“It’s always the same cycle when the next set of tenants come in,” he said. “The rent is high and then they move on. They’re in school, they’re starting new jobs. They’re here for a year or two and then gone.”
Frank Linkoff, who lives a block south on Avenue A, said the rooftop revelers will only chill out when the fines hit — not them but their parents.
“They’re not kids that are paying $12,000 [a month] for these apartments,” he said. “When they’re held responsible and when daddy and mommy have to pay fines, that’s when we’ll see change.”
He said he has seen partiers clamber from one rooftop to another just to take a piss.
Chris Ryan, the husband of City Council District 2 candidate Allie Ryan, said he has definitely caroused in the East Village in his day but that the rooftop scene is taking things to new heights, so to speak.
“I partied in this neighborhood for 20 years and I never went that crazy,” he said of the rooftop party animals.
He added that the Open Restaurants sheds out on the street are compounding the din, and have killed his family’s Friday movie nights at home.
“I can’t even open the window,” he said.
Allie Ryan said the roof of their E. 11th St. building was so damaged by revelers on the adjacent rooftop, who frequently threw things like empty liquor bottles and even lawn chairs onto it, that it had to be repaired.
“This has been an ongoing problem,” she said.
Another man, who did not want to give his name, said that when police show up outside, the rooftop partiers quiet down, only to crank things right back up to full volume after the cops leave.
“They live a life of impunity,” he seethed.
He shared a YouTube video with The Village Sun that he filmed, titled “Out of Control Party at 196 Avenue A and 501 + 505 12th St.,” which shows revelers whooping it up and scrambling between rooftops in October 2019, right near Saturday’s accident scene.
Visual artist Judith Fleishman said she’s been dealing with similar problems where she lives on E. Sixth St. between First and Second Aves.
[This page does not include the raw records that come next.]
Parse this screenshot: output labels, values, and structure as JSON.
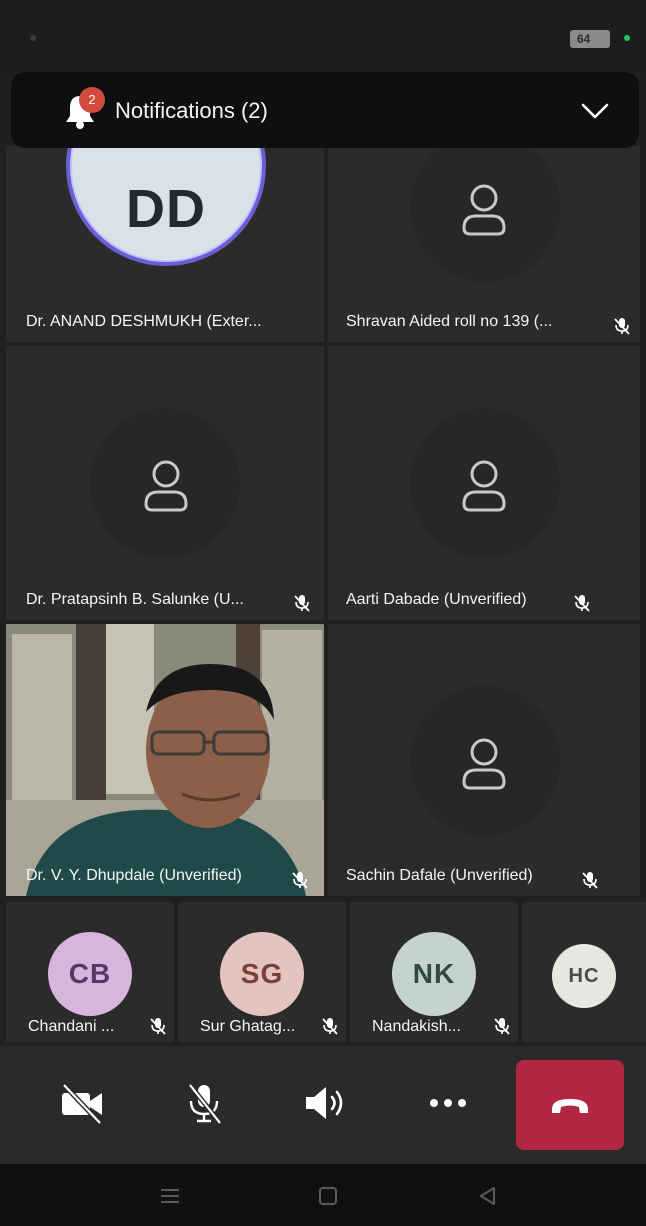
{
  "status_bar": {
    "battery": "64"
  },
  "notifications": {
    "label": "Notifications (2)",
    "badge_count": "2"
  },
  "participants": {
    "p1": {
      "initials": "DD",
      "name": "Dr. ANAND DESHMUKH (Exter..."
    },
    "p2": {
      "name": "Shravan Aided roll no 139 (..."
    },
    "p3": {
      "name": "Dr. Pratapsinh B. Salunke (U..."
    },
    "p4": {
      "name": "Aarti Dabade (Unverified)"
    },
    "p5": {
      "name": "Dr. V. Y. Dhupdale (Unverified)"
    },
    "p6": {
      "name": "Sachin Dafale (Unverified)"
    },
    "p7": {
      "initials": "CB",
      "name": "Chandani ...",
      "color": "#d7b5dc"
    },
    "p8": {
      "initials": "SG",
      "name": "Sur Ghatag...",
      "color": "#e3c4c0"
    },
    "p9": {
      "initials": "NK",
      "name": "Nandakish...",
      "color": "#c5d3cd"
    },
    "p10": {
      "initials": "HC",
      "color": "#e8e6e0"
    }
  },
  "colors": {
    "hangup": "#b3263f",
    "avatar_ring": "#6b5fd6",
    "tile": "#2b2b2b"
  },
  "controls": [
    "camera-off-icon",
    "mic-off-icon",
    "speaker-icon",
    "more-icon",
    "hang-up-icon"
  ],
  "nav": [
    "recents-icon",
    "home-icon",
    "back-icon"
  ]
}
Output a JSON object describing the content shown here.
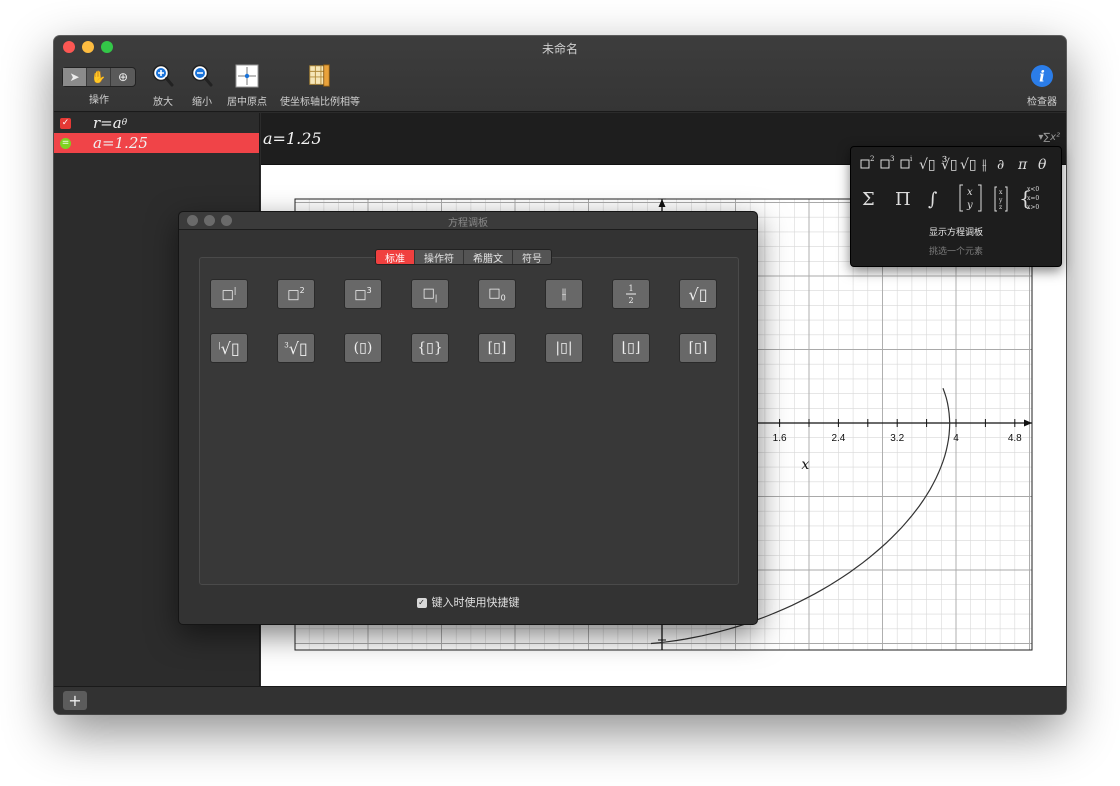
{
  "window": {
    "title": "未命名"
  },
  "toolbar": {
    "operate_label": "操作",
    "zoom_in_label": "放大",
    "zoom_out_label": "缩小",
    "center_origin_label": "居中原点",
    "equal_scale_label": "使坐标轴比例相等",
    "inspector_label": "检查器"
  },
  "equations": [
    {
      "text": "r=a",
      "superscript": "θ",
      "kind": "polar",
      "checked": true
    },
    {
      "text": "a=1.25",
      "kind": "constant",
      "selected": true
    }
  ],
  "editor": {
    "current": "a=1.25",
    "toggle_symbol": "▾∑x²"
  },
  "graph": {
    "x_ticks": [
      "1.6",
      "2.4",
      "3.2",
      "4",
      "4.8"
    ],
    "x_axis_label": "x"
  },
  "popover": {
    "title": "显示方程调板",
    "subtitle": "挑选一个元素"
  },
  "palette": {
    "title": "方程调板",
    "tabs": [
      "标准",
      "操作符",
      "希腊文",
      "符号"
    ],
    "active_tab": "标准",
    "shortcut_label": "键入时使用快捷键",
    "shortcut_checked": true
  },
  "colors": {
    "accent": "#f0403f",
    "selection": "#f04448",
    "curve": "#333333",
    "grid": "#d8d8d8"
  }
}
The building across the street from her has constant rooftop ragers.
“The parties start at 11 a.m. and go until 2 or 3 in the morning, Friday to Sunday,” she said. “It’s always blaring rap music or music, drinking, crazy. Yelling, talking, screaming. I’m across the street and I’m 70, I can’t sleep.”
The 44-year neighborhood resident, who lives on the top floor of her building, had a problem just two days earlier closer to home when she was awakened by the sound of footfalls overhead.
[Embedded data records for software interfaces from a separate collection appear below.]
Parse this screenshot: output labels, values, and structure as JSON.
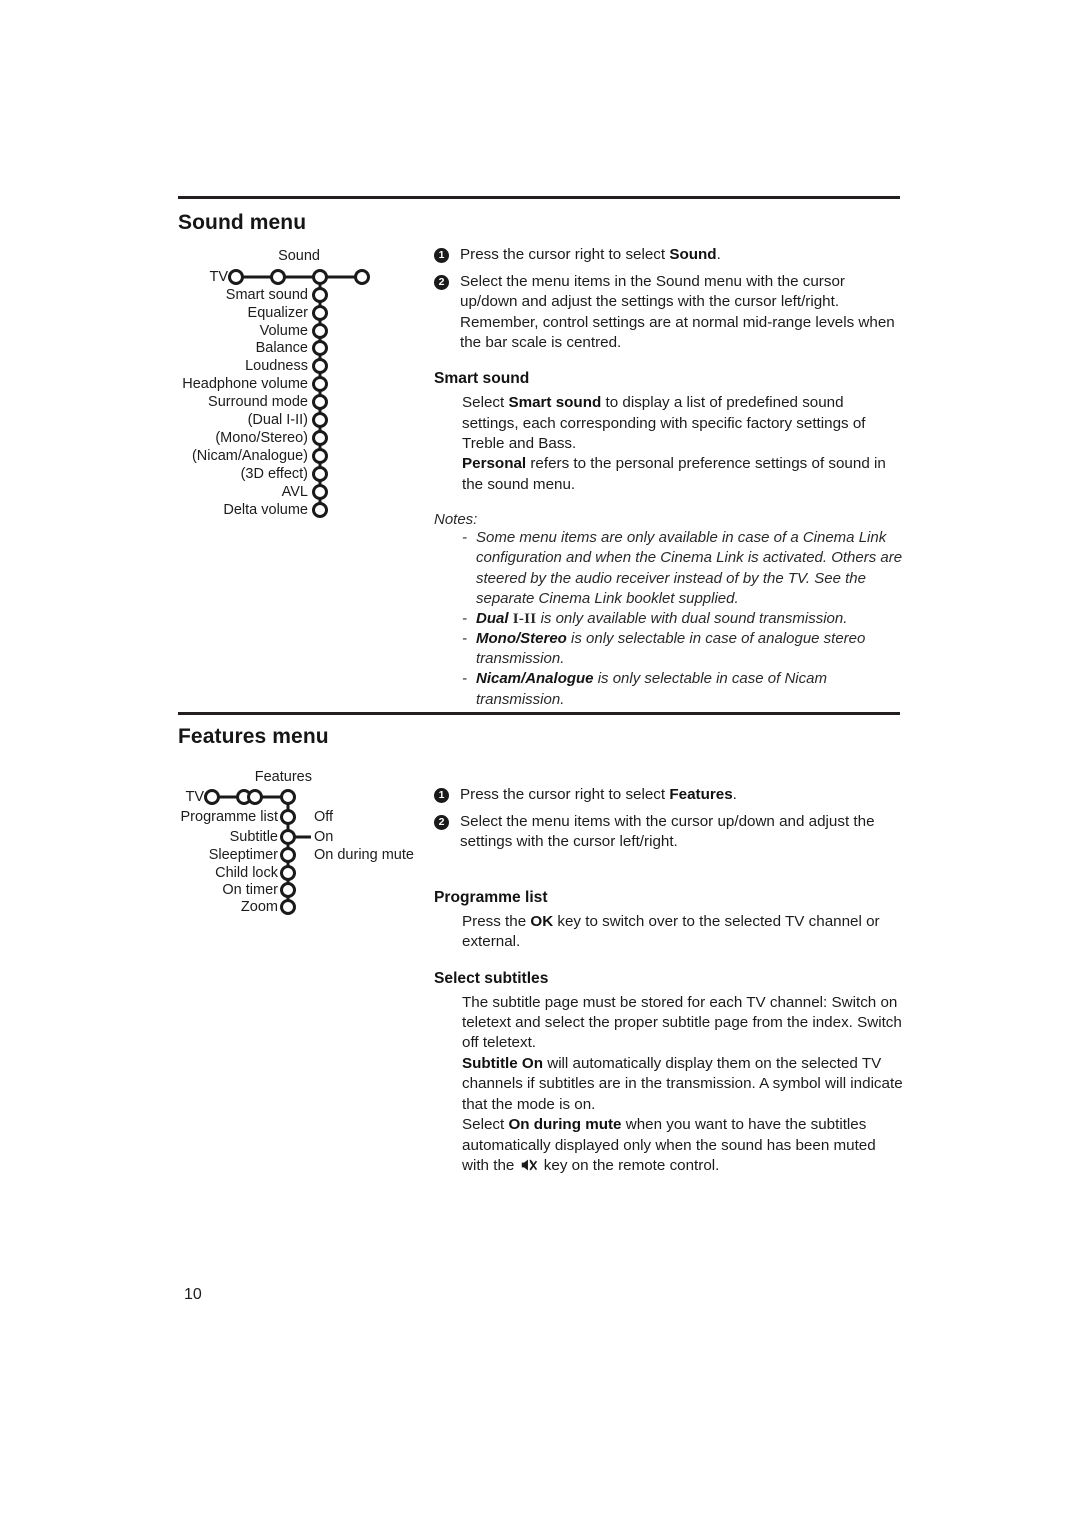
{
  "document": {
    "page_number": "10",
    "ink_color": "#1a1a1a",
    "background_color": "#ffffff"
  },
  "sections": [
    {
      "id": "sound",
      "title": "Sound menu",
      "diagram": {
        "root_label": "TV",
        "branch_label": "Sound",
        "items": [
          "Smart sound",
          "Equalizer",
          "Volume",
          "Balance",
          "Loudness",
          "Headphone volume",
          "Surround mode",
          "(Dual I-II)",
          "(Mono/Stereo)",
          "(Nicam/Analogue)",
          "(3D effect)",
          "AVL",
          "Delta volume"
        ],
        "options": []
      },
      "steps": [
        {
          "num": "1",
          "html": "Press the cursor right to select <b>Sound</b>."
        },
        {
          "num": "2",
          "html": "Select the menu items in the Sound menu with the cursor up/down and adjust the settings with the cursor left/right. Remember, control settings are at normal mid-range levels when the bar scale is centred."
        }
      ],
      "subsections": [
        {
          "heading": "Smart sound",
          "paragraphs": [
            "Select <b>Smart sound</b> to display a list of predefined sound settings, each corresponding with specific factory settings of Treble and Bass.",
            "<b>Personal</b> refers to the personal preference settings of sound in the sound menu."
          ]
        }
      ],
      "notes": {
        "label": "Notes:",
        "items": [
          "Some menu items are only available in case of a Cinema Link configuration and when the Cinema Link is activated. Others are steered by the audio receiver instead of by the TV. See the separate Cinema Link booklet supplied.",
          "<b>Dual</b> <span class=\"roman\">I-II</span> is only available with dual sound transmission.",
          "<b>Mono/Stereo</b> is only selectable in case of analogue stereo transmission.",
          "<b>Nicam/Analogue</b> is only selectable in case of Nicam transmission."
        ]
      }
    },
    {
      "id": "features",
      "title": "Features menu",
      "diagram": {
        "root_label": "TV",
        "branch_label": "Features",
        "items": [
          "Programme list",
          "Subtitle",
          "Sleeptimer",
          "Child lock",
          "On timer",
          "Zoom"
        ],
        "options": [
          "Off",
          "On",
          "On during mute"
        ]
      },
      "steps": [
        {
          "num": "1",
          "html": "Press the cursor right to select <b>Features</b>."
        },
        {
          "num": "2",
          "html": "Select the menu items with the cursor up/down and adjust the settings with the cursor left/right."
        }
      ],
      "subsections": [
        {
          "heading": "Programme list",
          "paragraphs": [
            "Press the <b>OK</b> key to switch over to the selected TV channel or external."
          ]
        },
        {
          "heading": "Select subtitles",
          "paragraphs": [
            "The subtitle page must be stored for each TV channel: Switch on teletext and select the proper subtitle page from the index. Switch off teletext.",
            "<b>Subtitle On</b> will automatically display them on the selected TV channels if subtitles are in the transmission. A symbol will indicate that the mode is on.",
            "Select <b>On during mute</b> when you want to have the subtitles automatically displayed only when the sound has been muted with the <span class=\"mute-slot\"></span> key on the remote control."
          ]
        }
      ],
      "notes": null
    }
  ],
  "icons": {
    "mute": "mute-speaker-icon",
    "step_marker": "filled-circle-number"
  }
}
She found a group of several young guys on her rooftop and asked how they got there.
“I said, ‘Do you live here?'” she recalled. “He said, ‘Yes, Apartment 42.’ There is no Apartment 42. Then the other guy said, ‘Apartment 16.’ All the apartments here are 1, 2, 3… . The other guy said, ‘I’m sorry for lying.’ They were clearly drunk, staggeringly drunk. I said, ‘You don’t live here.’ They said, ‘Oh, your roof is so nice.’
“They climbed over the roof — over David Schwimmer’s roof, who’s apparently not there — and when they got to 309 [E. Sixth St.], threw a bottle off the roof and said, ‘Thank you.’
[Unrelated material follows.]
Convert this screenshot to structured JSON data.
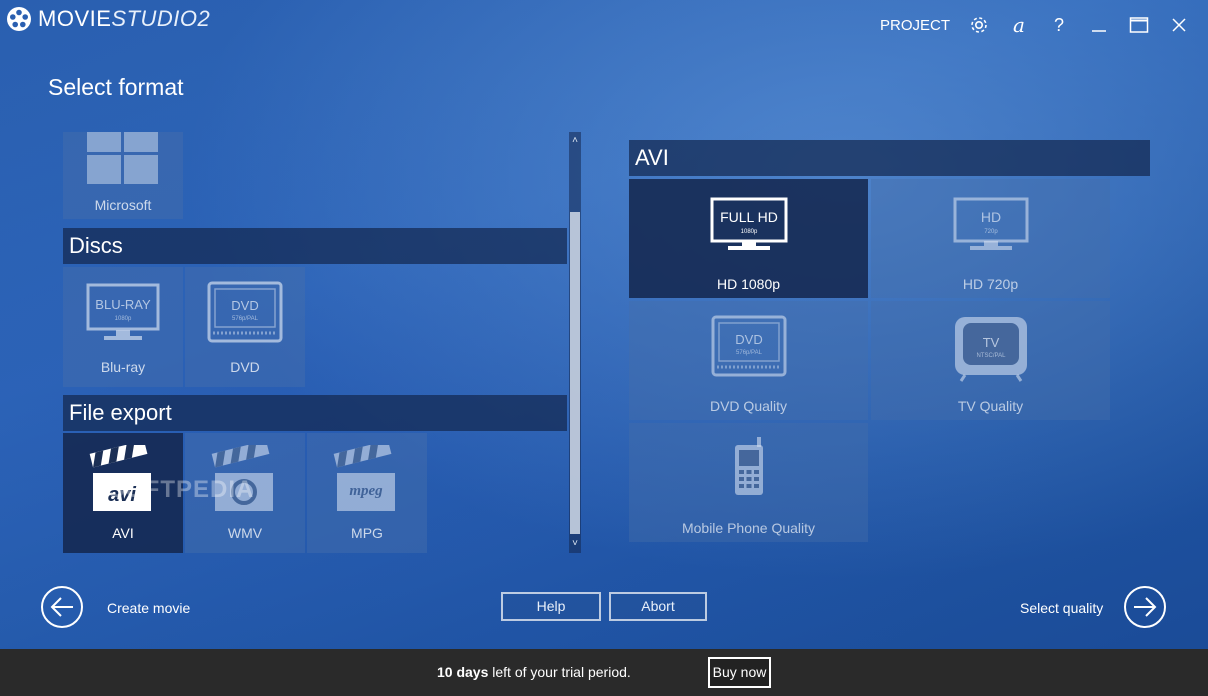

Fleishman said, after the incident, she went to the Ninth Precinct to complain.
“I knew someone was going to die — for weeks,” she said.
“All over, millennials are having gaga at the go-go,” she said. “There’s a glut, a glut of kids. I think they’re in finance. They talk about how much money they make. I hear them when I’m watering the plants on the roof.
“I love going up to the roof,” she said. “Thirty people, cheek by jowl, until 3 in the morning — not so much.”